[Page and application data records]
◆ ◆ ◆

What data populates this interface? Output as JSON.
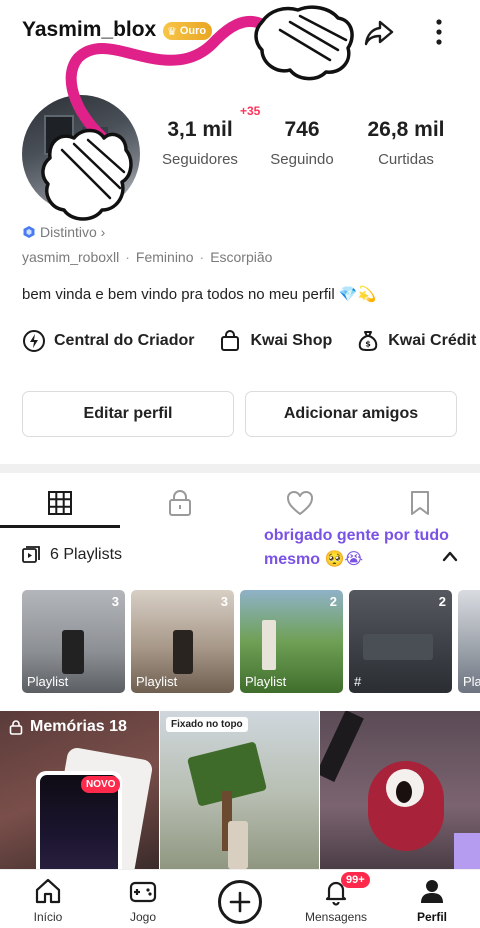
{
  "header": {
    "username": "Yasmim_blox",
    "badge": "Ouro"
  },
  "stats": {
    "new_followers": "+35",
    "followers": {
      "value": "3,1 mil",
      "label": "Seguidores"
    },
    "following": {
      "value": "746",
      "label": "Seguindo"
    },
    "likes": {
      "value": "26,8 mil",
      "label": "Curtidas"
    }
  },
  "profile": {
    "distintivo": "Distintivo ›",
    "handle": "yasmim_roboxll",
    "gender": "Feminino",
    "sign": "Escorpião",
    "bio": "bem vinda e bem vindo pra todos no meu perfil 💎💫"
  },
  "shortcuts": [
    {
      "label": "Central do Criador",
      "icon": "lightning-icon"
    },
    {
      "label": "Kwai Shop",
      "icon": "shopping-bag-icon"
    },
    {
      "label": "Kwai Crédit",
      "icon": "money-bag-icon"
    }
  ],
  "buttons": {
    "edit": "Editar perfil",
    "add_friends": "Adicionar amigos"
  },
  "overlay_caption": "obrigado gente por tudo mesmo 🥺😭",
  "playlists": {
    "title": "6 Playlists",
    "items": [
      {
        "count": "3",
        "label": "Playlist",
        "bg": "#8c8f93"
      },
      {
        "count": "3",
        "label": "Playlist",
        "bg": "#8a7a69"
      },
      {
        "count": "2",
        "label": "Playlist",
        "bg": "#4f8a3a"
      },
      {
        "count": "2",
        "label": "#",
        "bg": "#3b3f45"
      },
      {
        "count": "",
        "label": "Pla",
        "bg": "#9aa0a8"
      }
    ]
  },
  "memories": {
    "title": "Memórias 18",
    "novo": "NOVO",
    "pinned": "Fixado no topo"
  },
  "nav": {
    "home": "Início",
    "game": "Jogo",
    "messages": "Mensagens",
    "messages_badge": "99+",
    "profile": "Perfil"
  },
  "colors": {
    "accent_purple": "#7a52e6",
    "badge_red": "#ff2a4b",
    "gold": "#f7c548",
    "drawing_pink": "#e0218a"
  }
}
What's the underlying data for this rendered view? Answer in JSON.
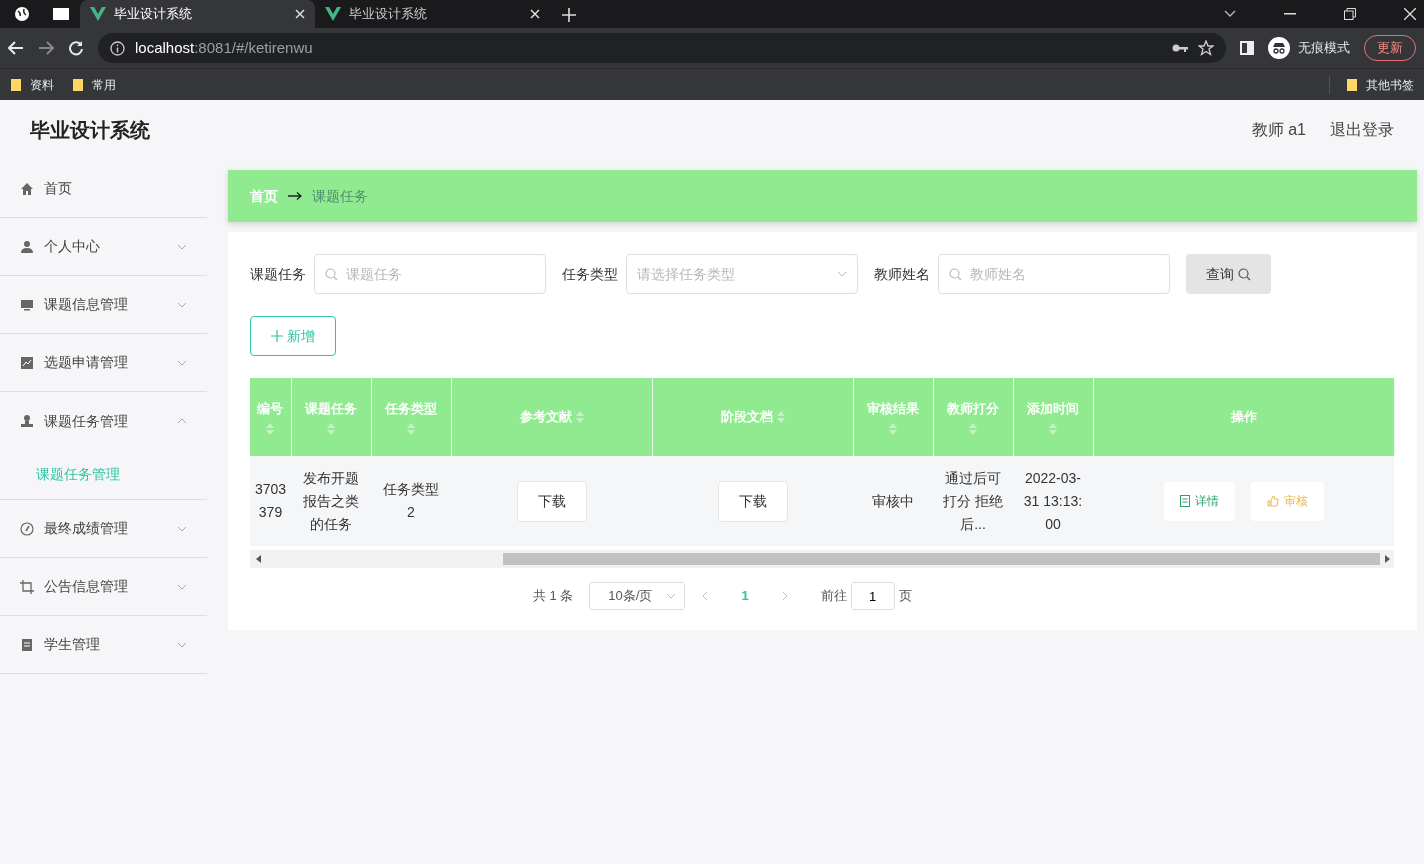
{
  "browser": {
    "tabs": [
      {
        "title": "毕业设计系统",
        "selected": true
      },
      {
        "title": "毕业设计系统",
        "selected": false
      }
    ],
    "url_host": "localhost",
    "url_path": ":8081/#/ketirenwu",
    "profile": "无痕模式",
    "update_button": "更新",
    "bookmarks": [
      {
        "label": "资料"
      },
      {
        "label": "常用"
      }
    ],
    "other_bookmarks": "其他书签"
  },
  "app": {
    "title": "毕业设计系统",
    "user": "教师 a1",
    "logout": "退出登录"
  },
  "sidebar": {
    "items": [
      {
        "label": "首页",
        "kind": "link"
      },
      {
        "label": "个人中心",
        "kind": "menu",
        "expanded": false
      },
      {
        "label": "课题信息管理",
        "kind": "menu",
        "expanded": false
      },
      {
        "label": "选题申请管理",
        "kind": "menu",
        "expanded": false
      },
      {
        "label": "课题任务管理",
        "kind": "menu",
        "expanded": true,
        "children": [
          {
            "label": "课题任务管理",
            "selected": true
          }
        ]
      },
      {
        "label": "最终成绩管理",
        "kind": "menu",
        "expanded": false
      },
      {
        "label": "公告信息管理",
        "kind": "menu",
        "expanded": false
      },
      {
        "label": "学生管理",
        "kind": "menu",
        "expanded": false
      }
    ]
  },
  "breadcrumb": [
    {
      "label": "首页"
    },
    {
      "label": "课题任务"
    }
  ],
  "filters": [
    {
      "label": "课题任务",
      "placeholder": "课题任务",
      "kind": "search"
    },
    {
      "label": "任务类型",
      "placeholder": "请选择任务类型",
      "kind": "select"
    },
    {
      "label": "教师姓名",
      "placeholder": "教师姓名",
      "kind": "search"
    }
  ],
  "query_button": "查询",
  "add_button": "新增",
  "table": {
    "columns": [
      {
        "label": "编号",
        "sortable": true
      },
      {
        "label": "课题任务",
        "sortable": true
      },
      {
        "label": "任务类型",
        "sortable": true
      },
      {
        "label": "参考文献",
        "sortable": true
      },
      {
        "label": "阶段文档",
        "sortable": true
      },
      {
        "label": "审核结果",
        "sortable": true
      },
      {
        "label": "教师打分",
        "sortable": true
      },
      {
        "label": "添加时间",
        "sortable": true
      },
      {
        "label": "操作",
        "sortable": false
      }
    ],
    "rows": [
      {
        "cells": [
          {
            "kind": "text",
            "text": "3703379"
          },
          {
            "kind": "text",
            "text": "发布开题报告之类的任务"
          },
          {
            "kind": "text",
            "text": "任务类型2"
          },
          {
            "kind": "button",
            "text": "下载"
          },
          {
            "kind": "button",
            "text": "下载"
          },
          {
            "kind": "text",
            "text": "审核中"
          },
          {
            "kind": "text",
            "text": "通过后可打分 拒绝后..."
          },
          {
            "kind": "text",
            "text": "2022-03-31 13:13:00"
          }
        ],
        "actions": [
          {
            "label": "详情",
            "kind": "detail"
          },
          {
            "label": "审核",
            "kind": "review"
          }
        ]
      }
    ]
  },
  "pagination": {
    "total": "共 1 条",
    "page_size": "10条/页",
    "pages": [
      {
        "label": "1",
        "selected": true
      }
    ],
    "goto_label": "前往",
    "goto_value": "1",
    "page_unit": "页"
  }
}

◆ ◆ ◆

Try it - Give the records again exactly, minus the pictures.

Result for this exercise -
What data populates this interface? Output as JSON.
{
  "header": {
    "username": "Yasmim_blox",
    "badge": "Ouro"
  },
  "stats": {
    "new_followers": "+35",
    "followers": {
      "value": "3,1 mil",
      "label": "Seguidores"
    },
    "following": {
      "value": "746",
      "label": "Seguindo"
    },
    "likes": {
      "value": "26,8 mil",
      "label": "Curtidas"
    }
  },
  "profile": {
    "distintivo": "Distintivo ›",
    "handle": "yasmim_roboxll",
    "gender": "Feminino",
    "sign": "Escorpião",
    "bio": "bem vinda e bem vindo pra todos no meu perfil 💎💫"
  },
  "shortcuts": [
    {
      "label": "Central do Criador",
      "icon": "lightning-icon"
    },
    {
      "label": "Kwai Shop",
      "icon": "shopping-bag-icon"
    },
    {
      "label": "Kwai Crédit",
      "icon": "money-bag-icon"
    }
  ],
  "buttons": {
    "edit": "Editar perfil",
    "add_friends": "Adicionar amigos"
  },
  "overlay_caption": "obrigado gente por tudo mesmo 🥺😭",
  "playlists": {
    "title": "6 Playlists",
    "items": [
      {
        "count": "3",
        "label": "Playlist",
        "bg": "#8c8f93"
      },
      {
        "count": "3",
        "label": "Playlist",
        "bg": "#8a7a69"
      },
      {
        "count": "2",
        "label": "Playlist",
        "bg": "#4f8a3a"
      },
      {
        "count": "2",
        "label": "#",
        "bg": "#3b3f45"
      },
      {
        "count": "",
        "label": "Pla",
        "bg": "#9aa0a8"
      }
    ]
  },
  "memories": {
    "title": "Memórias 18",
    "novo": "NOVO",
    "pinned": "Fixado no topo"
  },
  "nav": {
    "home": "Início",
    "game": "Jogo",
    "messages": "Mensagens",
    "messages_badge": "99+",
    "profile": "Perfil"
  },
  "colors": {
    "accent_purple": "#7a52e6",
    "badge_red": "#ff2a4b",
    "gold": "#f7c548",
    "drawing_pink": "#e0218a"
  }
}
What's the underlying data for this rendered view? Answer in JSON.
{
  "browser": {
    "tabs": [
      {
        "title": "毕业设计系统",
        "selected": true
      },
      {
        "title": "毕业设计系统",
        "selected": false
      }
    ],
    "url_host": "localhost",
    "url_path": ":8081/#/ketirenwu",
    "profile": "无痕模式",
    "update_button": "更新",
    "bookmarks": [
      {
        "label": "资料"
      },
      {
        "label": "常用"
      }
    ],
    "other_bookmarks": "其他书签"
  },
  "app": {
    "title": "毕业设计系统",
    "user": "教师 a1",
    "logout": "退出登录"
  },
  "sidebar": {
    "items": [
      {
        "label": "首页",
        "kind": "link"
      },
      {
        "label": "个人中心",
        "kind": "menu",
        "expanded": false
      },
      {
        "label": "课题信息管理",
        "kind": "menu",
        "expanded": false
      },
      {
        "label": "选题申请管理",
        "kind": "menu",
        "expanded": false
      },
      {
        "label": "课题任务管理",
        "kind": "menu",
        "expanded": true,
        "children": [
          {
            "label": "课题任务管理",
            "selected": true
          }
        ]
      },
      {
        "label": "最终成绩管理",
        "kind": "menu",
        "expanded": false
      },
      {
        "label": "公告信息管理",
        "kind": "menu",
        "expanded": false
      },
      {
        "label": "学生管理",
        "kind": "menu",
        "expanded": false
      }
    ]
  },
  "breadcrumb": [
    {
      "label": "首页"
    },
    {
      "label": "课题任务"
    }
  ],
  "filters": [
    {
      "label": "课题任务",
      "placeholder": "课题任务",
      "kind": "search"
    },
    {
      "label": "任务类型",
      "placeholder": "请选择任务类型",
      "kind": "select"
    },
    {
      "label": "教师姓名",
      "placeholder": "教师姓名",
      "kind": "search"
    }
  ],
  "query_button": "查询",
  "add_button": "新增",
  "table": {
    "columns": [
      {
        "label": "编号",
        "sortable": true
      },
      {
        "label": "课题任务",
        "sortable": true
      },
      {
        "label": "任务类型",
        "sortable": true
      },
      {
        "label": "参考文献",
        "sortable": true
      },
      {
        "label": "阶段文档",
        "sortable": true
      },
      {
        "label": "审核结果",
        "sortable": true
      },
      {
        "label": "教师打分",
        "sortable": true
      },
      {
        "label": "添加时间",
        "sortable": true
      },
      {
        "label": "操作",
        "sortable": false
      }
    ],
    "rows": [
      {
        "cells": [
          {
            "kind": "text",
            "text": "3703379"
          },
          {
            "kind": "text",
            "text": "发布开题报告之类的任务"
          },
          {
            "kind": "text",
            "text": "任务类型2"
          },
          {
            "kind": "button",
            "text": "下载"
          },
          {
            "kind": "button",
            "text": "下载"
          },
          {
            "kind": "text",
            "text": "审核中"
          },
          {
            "kind": "text",
            "text": "通过后可打分 拒绝后..."
          },
          {
            "kind": "text",
            "text": "2022-03-31 13:13:00"
          }
        ],
        "actions": [
          {
            "label": "详情",
            "kind": "detail"
          },
          {
            "label": "审核",
            "kind": "review"
          }
        ]
      }
    ]
  },
  "pagination": {
    "total": "共 1 条",
    "page_size": "10条/页",
    "pages": [
      {
        "label": "1",
        "selected": true
      }
    ],
    "goto_label": "前往",
    "goto_value": "1",
    "page_unit": "页"
  }
}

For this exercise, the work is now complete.